# Data:
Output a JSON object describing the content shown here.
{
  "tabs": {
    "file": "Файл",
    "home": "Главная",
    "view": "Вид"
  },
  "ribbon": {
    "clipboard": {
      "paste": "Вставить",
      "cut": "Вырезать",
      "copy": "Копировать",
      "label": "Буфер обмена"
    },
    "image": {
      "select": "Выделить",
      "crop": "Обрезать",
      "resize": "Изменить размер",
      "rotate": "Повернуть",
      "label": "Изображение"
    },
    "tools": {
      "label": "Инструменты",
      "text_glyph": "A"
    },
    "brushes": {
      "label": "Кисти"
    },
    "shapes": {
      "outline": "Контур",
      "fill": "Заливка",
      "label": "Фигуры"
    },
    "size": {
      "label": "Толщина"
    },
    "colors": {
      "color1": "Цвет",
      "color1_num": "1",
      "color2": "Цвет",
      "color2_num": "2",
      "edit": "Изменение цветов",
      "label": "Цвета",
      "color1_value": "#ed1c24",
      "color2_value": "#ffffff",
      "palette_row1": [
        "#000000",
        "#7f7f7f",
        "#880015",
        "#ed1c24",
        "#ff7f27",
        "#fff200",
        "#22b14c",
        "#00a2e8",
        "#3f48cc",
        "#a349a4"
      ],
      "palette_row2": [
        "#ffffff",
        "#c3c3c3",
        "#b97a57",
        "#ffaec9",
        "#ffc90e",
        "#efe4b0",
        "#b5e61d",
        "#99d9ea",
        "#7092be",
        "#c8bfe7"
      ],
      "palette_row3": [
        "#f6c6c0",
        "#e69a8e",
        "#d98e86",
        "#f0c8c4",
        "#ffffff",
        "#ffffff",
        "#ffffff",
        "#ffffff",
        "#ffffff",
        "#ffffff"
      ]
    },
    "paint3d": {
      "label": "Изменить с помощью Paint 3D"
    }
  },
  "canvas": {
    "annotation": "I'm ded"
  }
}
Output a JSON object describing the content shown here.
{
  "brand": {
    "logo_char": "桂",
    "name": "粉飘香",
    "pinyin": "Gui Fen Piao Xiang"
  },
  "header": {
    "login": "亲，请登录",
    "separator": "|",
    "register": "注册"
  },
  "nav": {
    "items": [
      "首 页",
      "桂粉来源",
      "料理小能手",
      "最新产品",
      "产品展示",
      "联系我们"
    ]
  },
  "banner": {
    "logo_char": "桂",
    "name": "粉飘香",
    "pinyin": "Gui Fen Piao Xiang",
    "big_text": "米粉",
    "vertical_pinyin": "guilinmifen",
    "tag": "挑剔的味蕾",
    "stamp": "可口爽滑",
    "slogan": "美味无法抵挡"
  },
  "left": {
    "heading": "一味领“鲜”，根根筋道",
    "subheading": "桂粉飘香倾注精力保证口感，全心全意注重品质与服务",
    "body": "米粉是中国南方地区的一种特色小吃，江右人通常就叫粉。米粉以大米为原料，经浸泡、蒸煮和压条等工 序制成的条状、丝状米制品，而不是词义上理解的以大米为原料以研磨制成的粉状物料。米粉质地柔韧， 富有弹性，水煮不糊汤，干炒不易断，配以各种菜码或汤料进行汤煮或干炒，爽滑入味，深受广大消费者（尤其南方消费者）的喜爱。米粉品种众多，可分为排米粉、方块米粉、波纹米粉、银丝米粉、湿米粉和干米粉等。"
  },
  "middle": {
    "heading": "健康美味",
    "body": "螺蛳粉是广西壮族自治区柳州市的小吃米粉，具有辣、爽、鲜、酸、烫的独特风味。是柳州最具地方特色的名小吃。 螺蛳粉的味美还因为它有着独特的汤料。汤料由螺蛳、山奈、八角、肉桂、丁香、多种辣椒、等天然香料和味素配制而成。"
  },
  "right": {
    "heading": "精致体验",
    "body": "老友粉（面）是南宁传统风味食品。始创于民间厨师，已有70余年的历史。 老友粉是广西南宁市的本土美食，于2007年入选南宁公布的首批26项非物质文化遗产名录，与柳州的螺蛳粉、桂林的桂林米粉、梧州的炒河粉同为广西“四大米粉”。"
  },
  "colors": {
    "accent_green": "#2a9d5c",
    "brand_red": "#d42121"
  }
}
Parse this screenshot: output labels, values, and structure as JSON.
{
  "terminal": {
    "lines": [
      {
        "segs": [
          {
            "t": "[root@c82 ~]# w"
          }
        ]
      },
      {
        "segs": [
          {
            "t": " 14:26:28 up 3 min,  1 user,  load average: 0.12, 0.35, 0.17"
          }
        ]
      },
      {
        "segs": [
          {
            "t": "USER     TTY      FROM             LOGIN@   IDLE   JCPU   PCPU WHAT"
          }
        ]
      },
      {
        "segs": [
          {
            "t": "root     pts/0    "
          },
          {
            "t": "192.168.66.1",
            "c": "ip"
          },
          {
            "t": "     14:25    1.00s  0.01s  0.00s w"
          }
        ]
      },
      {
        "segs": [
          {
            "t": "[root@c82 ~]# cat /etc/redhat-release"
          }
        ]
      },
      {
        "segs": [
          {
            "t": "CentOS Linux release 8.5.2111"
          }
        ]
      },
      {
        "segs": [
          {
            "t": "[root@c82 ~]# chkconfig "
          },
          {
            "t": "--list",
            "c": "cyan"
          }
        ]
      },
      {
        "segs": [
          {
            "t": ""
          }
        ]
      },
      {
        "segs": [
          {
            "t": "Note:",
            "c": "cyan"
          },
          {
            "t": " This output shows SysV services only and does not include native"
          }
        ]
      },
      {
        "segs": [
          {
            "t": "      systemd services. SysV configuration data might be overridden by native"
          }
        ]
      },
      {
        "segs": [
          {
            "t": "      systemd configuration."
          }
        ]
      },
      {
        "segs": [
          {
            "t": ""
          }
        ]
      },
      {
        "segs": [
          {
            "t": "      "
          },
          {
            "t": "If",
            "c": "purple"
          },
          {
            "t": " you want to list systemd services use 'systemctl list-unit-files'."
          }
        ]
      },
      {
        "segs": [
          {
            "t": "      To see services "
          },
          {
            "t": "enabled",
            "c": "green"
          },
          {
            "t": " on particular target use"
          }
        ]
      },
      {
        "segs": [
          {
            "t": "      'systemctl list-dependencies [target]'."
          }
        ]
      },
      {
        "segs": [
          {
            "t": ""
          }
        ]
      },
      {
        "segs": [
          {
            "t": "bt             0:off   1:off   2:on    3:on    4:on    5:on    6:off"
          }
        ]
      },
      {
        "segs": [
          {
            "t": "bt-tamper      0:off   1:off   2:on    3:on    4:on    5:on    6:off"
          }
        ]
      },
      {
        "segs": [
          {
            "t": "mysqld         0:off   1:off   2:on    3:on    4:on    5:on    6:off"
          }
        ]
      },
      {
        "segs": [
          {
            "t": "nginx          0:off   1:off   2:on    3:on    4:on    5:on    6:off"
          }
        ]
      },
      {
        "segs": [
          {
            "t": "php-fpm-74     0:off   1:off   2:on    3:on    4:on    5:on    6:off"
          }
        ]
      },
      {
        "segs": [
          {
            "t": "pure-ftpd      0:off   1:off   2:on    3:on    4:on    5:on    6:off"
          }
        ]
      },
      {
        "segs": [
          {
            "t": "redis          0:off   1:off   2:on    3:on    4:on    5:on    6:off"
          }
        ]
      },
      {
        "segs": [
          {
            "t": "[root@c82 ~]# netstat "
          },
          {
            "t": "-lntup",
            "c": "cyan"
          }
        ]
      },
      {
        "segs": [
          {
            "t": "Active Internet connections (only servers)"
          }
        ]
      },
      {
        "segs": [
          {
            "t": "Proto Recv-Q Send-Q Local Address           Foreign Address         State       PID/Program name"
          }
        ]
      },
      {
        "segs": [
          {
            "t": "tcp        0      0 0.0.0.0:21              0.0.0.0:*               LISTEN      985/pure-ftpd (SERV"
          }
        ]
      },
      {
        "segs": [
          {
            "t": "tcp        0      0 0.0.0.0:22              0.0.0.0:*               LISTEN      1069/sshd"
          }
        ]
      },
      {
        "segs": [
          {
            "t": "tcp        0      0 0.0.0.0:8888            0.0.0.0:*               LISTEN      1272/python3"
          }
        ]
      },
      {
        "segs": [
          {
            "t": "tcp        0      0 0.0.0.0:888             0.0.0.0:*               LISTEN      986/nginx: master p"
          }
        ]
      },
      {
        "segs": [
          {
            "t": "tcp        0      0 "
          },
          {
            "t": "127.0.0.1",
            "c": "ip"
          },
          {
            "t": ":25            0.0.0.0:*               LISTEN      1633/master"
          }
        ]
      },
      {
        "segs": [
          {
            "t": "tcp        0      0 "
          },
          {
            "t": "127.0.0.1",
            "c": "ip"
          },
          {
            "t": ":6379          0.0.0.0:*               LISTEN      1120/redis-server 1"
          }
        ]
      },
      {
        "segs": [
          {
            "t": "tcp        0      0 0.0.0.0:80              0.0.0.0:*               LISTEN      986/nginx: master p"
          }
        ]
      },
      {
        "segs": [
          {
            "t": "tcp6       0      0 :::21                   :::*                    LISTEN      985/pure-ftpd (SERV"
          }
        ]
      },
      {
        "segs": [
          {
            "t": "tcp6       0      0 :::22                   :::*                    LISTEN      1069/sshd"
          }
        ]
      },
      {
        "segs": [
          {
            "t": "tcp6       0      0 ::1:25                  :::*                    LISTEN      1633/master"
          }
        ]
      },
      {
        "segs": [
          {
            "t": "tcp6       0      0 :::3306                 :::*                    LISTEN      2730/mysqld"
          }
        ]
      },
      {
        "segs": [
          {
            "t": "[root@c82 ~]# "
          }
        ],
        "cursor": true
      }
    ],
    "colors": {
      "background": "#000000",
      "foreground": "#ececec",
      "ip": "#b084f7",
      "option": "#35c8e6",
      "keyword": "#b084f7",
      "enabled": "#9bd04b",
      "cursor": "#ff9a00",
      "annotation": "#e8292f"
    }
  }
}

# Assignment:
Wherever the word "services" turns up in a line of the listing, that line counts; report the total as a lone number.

# Exercise result:
4